*Work instructions*:
Send back all of the data, word for word.
● ● ● ● ●
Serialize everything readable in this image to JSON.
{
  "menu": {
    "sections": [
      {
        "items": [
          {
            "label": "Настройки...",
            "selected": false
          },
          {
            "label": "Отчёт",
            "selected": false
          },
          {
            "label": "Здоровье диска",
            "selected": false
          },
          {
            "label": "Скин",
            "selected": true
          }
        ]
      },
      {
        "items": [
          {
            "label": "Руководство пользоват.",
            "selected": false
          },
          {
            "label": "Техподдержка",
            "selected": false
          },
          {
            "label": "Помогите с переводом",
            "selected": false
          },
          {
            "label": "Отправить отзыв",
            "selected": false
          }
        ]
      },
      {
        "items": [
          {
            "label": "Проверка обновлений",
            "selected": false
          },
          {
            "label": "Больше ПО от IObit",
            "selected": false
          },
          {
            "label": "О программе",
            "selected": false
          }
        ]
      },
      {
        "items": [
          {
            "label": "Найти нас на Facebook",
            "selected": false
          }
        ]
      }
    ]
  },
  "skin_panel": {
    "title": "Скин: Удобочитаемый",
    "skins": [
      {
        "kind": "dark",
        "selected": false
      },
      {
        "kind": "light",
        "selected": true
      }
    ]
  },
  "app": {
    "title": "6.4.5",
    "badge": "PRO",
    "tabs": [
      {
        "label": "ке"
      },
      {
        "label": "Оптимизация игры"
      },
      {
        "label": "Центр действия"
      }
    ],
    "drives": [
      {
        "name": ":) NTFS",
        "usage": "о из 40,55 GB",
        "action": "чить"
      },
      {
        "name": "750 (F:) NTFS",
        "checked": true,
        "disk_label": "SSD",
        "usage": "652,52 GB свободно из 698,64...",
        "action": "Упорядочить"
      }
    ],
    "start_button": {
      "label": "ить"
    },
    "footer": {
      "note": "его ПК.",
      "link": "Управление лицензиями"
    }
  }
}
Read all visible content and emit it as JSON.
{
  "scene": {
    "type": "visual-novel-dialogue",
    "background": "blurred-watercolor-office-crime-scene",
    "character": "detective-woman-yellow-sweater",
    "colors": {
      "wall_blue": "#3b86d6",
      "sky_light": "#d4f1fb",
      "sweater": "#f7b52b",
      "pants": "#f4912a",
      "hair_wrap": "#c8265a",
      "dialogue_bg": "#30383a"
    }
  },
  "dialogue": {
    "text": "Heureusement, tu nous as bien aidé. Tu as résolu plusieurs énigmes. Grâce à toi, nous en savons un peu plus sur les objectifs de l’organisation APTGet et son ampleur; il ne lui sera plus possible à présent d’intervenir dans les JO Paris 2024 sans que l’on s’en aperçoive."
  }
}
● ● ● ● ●
*Problem solution*:
Serialize everything readable in this image to JSON.
{
  "menu": {
    "sections": [
      {
        "items": [
          {
            "label": "Настройки...",
            "selected": false
          },
          {
            "label": "Отчёт",
            "selected": false
          },
          {
            "label": "Здоровье диска",
            "selected": false
          },
          {
            "label": "Скин",
            "selected": true
          }
        ]
      },
      {
        "items": [
          {
            "label": "Руководство пользоват.",
            "selected": false
          },
          {
            "label": "Техподдержка",
            "selected": false
          },
          {
            "label": "Помогите с переводом",
            "selected": false
          },
          {
            "label": "Отправить отзыв",
            "selected": false
          }
        ]
      },
      {
        "items": [
          {
            "label": "Проверка обновлений",
            "selected": false
          },
          {
            "label": "Больше ПО от IObit",
            "selected": false
          },
          {
            "label": "О программе",
            "selected": false
          }
        ]
      },
      {
        "items": [
          {
            "label": "Найти нас на Facebook",
            "selected": false
          }
        ]
      }
    ]
  },
  "skin_panel": {
    "title": "Скин: Удобочитаемый",
    "skins": [
      {
        "kind": "dark",
        "selected": false
      },
      {
        "kind": "light",
        "selected": true
      }
    ]
  },
  "app": {
    "title": "6.4.5",
    "badge": "PRO",
    "tabs": [
      {
        "label": "ке"
      },
      {
        "label": "Оптимизация игры"
      },
      {
        "label": "Центр действия"
      }
    ],
    "drives": [
      {
        "name": ":) NTFS",
        "usage": "о из 40,55 GB",
        "action": "чить"
      },
      {
        "name": "750 (F:) NTFS",
        "checked": true,
        "disk_label": "SSD",
        "usage": "652,52 GB свободно из 698,64...",
        "action": "Упорядочить"
      }
    ],
    "start_button": {
      "label": "ить"
    },
    "footer": {
      "note": "его ПК.",
      "link": "Управление лицензиями"
    }
  }
}
Read all visible content and emit it as JSON.
{
  "scene": {
    "type": "visual-novel-dialogue",
    "background": "blurred-watercolor-office-crime-scene",
    "character": "detective-woman-yellow-sweater",
    "colors": {
      "wall_blue": "#3b86d6",
      "sky_light": "#d4f1fb",
      "sweater": "#f7b52b",
      "pants": "#f4912a",
      "hair_wrap": "#c8265a",
      "dialogue_bg": "#30383a"
    }
  },
  "dialogue": {
    "text": "Heureusement, tu nous as bien aidé. Tu as résolu plusieurs énigmes. Grâce à toi, nous en savons un peu plus sur les objectifs de l’organisation APTGet et son ampleur; il ne lui sera plus possible à présent d’intervenir dans les JO Paris 2024 sans que l’on s’en aperçoive."
  }
}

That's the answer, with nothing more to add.